Implement reasonable data protection measures: You need to be able to demonstrate that you follow generally accepted standards for gathering, storing and protecting personal data. These include:
- Restricting access to authorised individuals only
- Keeping a log of who has access and when
- Using different and complex passwords
- Regularly changing passwords
- Using secure data transmission (e.g. HTTPS)
- Using secure credit card transactions (e.g. PCI-DSS)
- Encrypting user data (e.g. passwords)
- Implementing IP anonymization in Google Analytics
- Regularly purging databases of unused personal data
Have internal Confidentiality Agreements: Within your organisation, employees and subcontractors that have access or are authorised to process personal data should sign a Confidentiality Agreement. This is to reinforce the importance of personal data confidentiality and how seriously you take the matter.
Develop a security breach response plan: GDPR rules now require that if you have a security breach and personal data is exposed, then you must report the data breach to customers and to the relevant supervisory authority within 72 hours. All security breaches also need to be logged in a register.

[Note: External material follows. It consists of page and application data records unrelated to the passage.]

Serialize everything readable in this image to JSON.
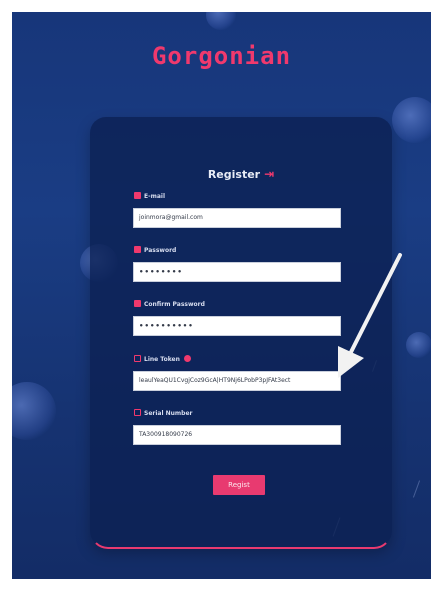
{
  "brand": "Gorgonian",
  "form": {
    "title": "Register",
    "fields": {
      "email": {
        "label": "E-mail",
        "value": "joinmora@gmail.com"
      },
      "password": {
        "label": "Password",
        "value": "••••••••"
      },
      "confirm_password": {
        "label": "Confirm Password",
        "value": "••••••••••"
      },
      "line_token": {
        "label": "Line Token",
        "value": "leaulYeaQU1CvgjCoz9GcA|HT9Nj6LPobP3pJFAt3ect"
      },
      "serial_number": {
        "label": "Serial Number",
        "value": "TA300918090726"
      }
    },
    "submit_label": "Regist"
  },
  "colors": {
    "accent": "#e83a70",
    "background": "#17367a",
    "card": "#0c2052",
    "arrow": "#f2f2f2"
  },
  "icons": {
    "email": "user-icon",
    "password": "lock-icon",
    "confirm_password": "lock-icon",
    "line_token": "token-icon",
    "line_token_help": "help-circle-icon",
    "serial_number": "serial-icon",
    "title": "login-icon"
  }
}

You will need to have effective processes and a documented plan in place to identify, report, manage and resolve data breaches.
Provide ability to update, transfer and delete data: In addition to allowing newsletter subscribers to update their email addresses, under GDPR you need to be able to give your users and customers the ability to review, update, transfer and delete ALL the personal information you hold on them. You might choose to do this through an online solution, like access to their personal account information that they can update themselves. Or you could choose to do this on a “by request” system, where they contact you by email. In either case, the process needs to be easy and responsive.
What should I do if I collect sensitive data or personal data on a large scale?
If you run a business that collects what is considered “sensitive information” such as:
- Medical or health information
- Genetic or biometric data
- Sexual orientation or sex life information
- Racial or ethnic origin
- Religious or philosophical beliefs
- Political opinions or trade union membership
- Criminal convictions and offences
Then the GDPR requires additional compliance processes and procedures to be put in place to ensure a higher level of data privacy and security. You also have the same obligation if you collect personal data from EU residents on a large scale (e.g. bank with EU customers).
In addition to the points above (What should I do if I only send email newsletters to EU residents? What should I do to fully comply with GDPR?) you should consider the following:
What is Legal123 doing to help their customers comply with GDPR?
For customers who need to fully comply with GDPR and have businesses that need to meet more stringent requirements – for example, collect sensitive personal information, offer hosting services to EU clients, etc. – we offer a GDPR review service with advice on how to comply. Contact us for more information.
We hope you found this legal guide on How to Comply with GDPR helpful.